The effect of intraoperative fluid administration on outcomes of patients undergoing cytoreductive surgery with hyperthermic intraperitoneal chemotherapy

Raphael Shamavonian, Rohan McLachlan, Oliver M. Fisher, Sarah J. Valle, Nayef A. Alzahrani, Winston Liauw, David L. Morris

Abstract

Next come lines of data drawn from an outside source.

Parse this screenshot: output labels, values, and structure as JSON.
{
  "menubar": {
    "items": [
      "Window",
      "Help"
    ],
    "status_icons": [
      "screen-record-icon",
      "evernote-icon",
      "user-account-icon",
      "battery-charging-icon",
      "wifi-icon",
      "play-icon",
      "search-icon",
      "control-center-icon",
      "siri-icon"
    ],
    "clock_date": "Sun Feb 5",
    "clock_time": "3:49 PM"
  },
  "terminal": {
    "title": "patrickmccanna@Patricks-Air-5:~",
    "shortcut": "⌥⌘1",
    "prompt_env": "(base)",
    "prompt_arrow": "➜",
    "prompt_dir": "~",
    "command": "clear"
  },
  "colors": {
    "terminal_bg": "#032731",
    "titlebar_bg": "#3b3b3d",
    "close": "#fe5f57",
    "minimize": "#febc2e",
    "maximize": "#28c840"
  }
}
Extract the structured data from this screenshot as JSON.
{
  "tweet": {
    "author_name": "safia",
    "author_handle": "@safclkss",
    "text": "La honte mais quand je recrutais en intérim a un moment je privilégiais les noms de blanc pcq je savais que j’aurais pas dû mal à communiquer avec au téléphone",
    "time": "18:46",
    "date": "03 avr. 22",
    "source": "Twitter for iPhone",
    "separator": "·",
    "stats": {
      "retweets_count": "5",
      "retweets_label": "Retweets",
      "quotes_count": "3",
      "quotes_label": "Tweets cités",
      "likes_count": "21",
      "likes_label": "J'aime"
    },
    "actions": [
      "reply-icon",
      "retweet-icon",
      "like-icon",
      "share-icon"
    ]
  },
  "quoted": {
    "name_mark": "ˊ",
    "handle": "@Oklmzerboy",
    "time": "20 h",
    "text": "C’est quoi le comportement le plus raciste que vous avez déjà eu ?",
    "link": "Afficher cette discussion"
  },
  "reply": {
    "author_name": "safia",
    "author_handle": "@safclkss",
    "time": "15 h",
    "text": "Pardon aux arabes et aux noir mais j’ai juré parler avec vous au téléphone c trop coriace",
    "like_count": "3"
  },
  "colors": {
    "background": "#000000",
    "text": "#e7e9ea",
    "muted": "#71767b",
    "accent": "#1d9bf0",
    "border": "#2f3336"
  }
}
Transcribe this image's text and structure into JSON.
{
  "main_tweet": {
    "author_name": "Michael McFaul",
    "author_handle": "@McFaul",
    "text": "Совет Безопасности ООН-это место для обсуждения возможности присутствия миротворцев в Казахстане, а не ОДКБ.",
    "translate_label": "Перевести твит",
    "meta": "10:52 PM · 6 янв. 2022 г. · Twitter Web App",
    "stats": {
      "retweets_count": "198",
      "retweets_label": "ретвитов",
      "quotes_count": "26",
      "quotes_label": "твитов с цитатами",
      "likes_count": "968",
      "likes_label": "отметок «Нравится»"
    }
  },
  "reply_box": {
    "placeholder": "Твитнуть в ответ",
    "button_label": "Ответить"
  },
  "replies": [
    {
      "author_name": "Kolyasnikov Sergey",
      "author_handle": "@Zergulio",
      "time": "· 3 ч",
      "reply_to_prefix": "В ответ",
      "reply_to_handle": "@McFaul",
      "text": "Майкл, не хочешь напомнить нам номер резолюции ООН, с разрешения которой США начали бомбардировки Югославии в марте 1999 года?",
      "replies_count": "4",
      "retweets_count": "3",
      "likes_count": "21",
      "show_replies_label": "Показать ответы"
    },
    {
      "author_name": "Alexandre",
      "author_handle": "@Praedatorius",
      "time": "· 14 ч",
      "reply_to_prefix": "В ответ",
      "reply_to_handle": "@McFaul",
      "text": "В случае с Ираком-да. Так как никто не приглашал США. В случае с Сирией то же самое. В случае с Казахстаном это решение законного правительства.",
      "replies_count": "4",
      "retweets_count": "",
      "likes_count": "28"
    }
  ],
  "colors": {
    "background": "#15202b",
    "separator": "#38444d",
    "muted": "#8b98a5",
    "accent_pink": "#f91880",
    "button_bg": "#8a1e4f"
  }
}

Background: Determine the effect of intraoperative fluids (IOFs) administered during cytoreductive surgery (CRS) and hyperthermic intraperitoneal chemotherapy (HIPEC) on postoperative patient outcomes.
Methods: Retrospective cohort study of patients that underwent CRS/HIPEC from February 2010 to June 2017.
Results: A total of 335 patients formed the cohort study. Patients who received higher IOFs had longer hospital length of stay (LOS) (34 vs. 22.5 days; P<0.001), extended intensive care unit (ICU) admission (5.3 vs. 3.2 days; P<0.001) and a 12% increase in grade 3/4 complications (P<0.001). Greater amounts of blood product transfusion were associated with longer hospital LOS (33.7 vs. 23 days; P<0.001), and ICU admission (5 vs. 3.4 days; P<0.001) and 12% increase in grade 3/4 complications (P<0.001). When corrected for weight and peritoneal cancer index (PCI), increased transfusion of blood products still resulted in longer hospital LOS (31.2 vs. 25.2 days; P=0.04) and longer ICU admission (4.7 vs. 3.6 days; P=0.03). On multivariable analysis, less blood product transfusions demonstrated a decreased LOS in hospital by 4.8 days (P=0.01) and fewer grade 3/4 complications (OR 0.59; 95% CI, 0.35–0.99; P=0.05).
Conclusions: Greater IOF administration is associated with an increase in postoperative morbidity, including hospital LOS, ICU admission and grade 3/4 complications, in patients undergoing CRS/HIPEC.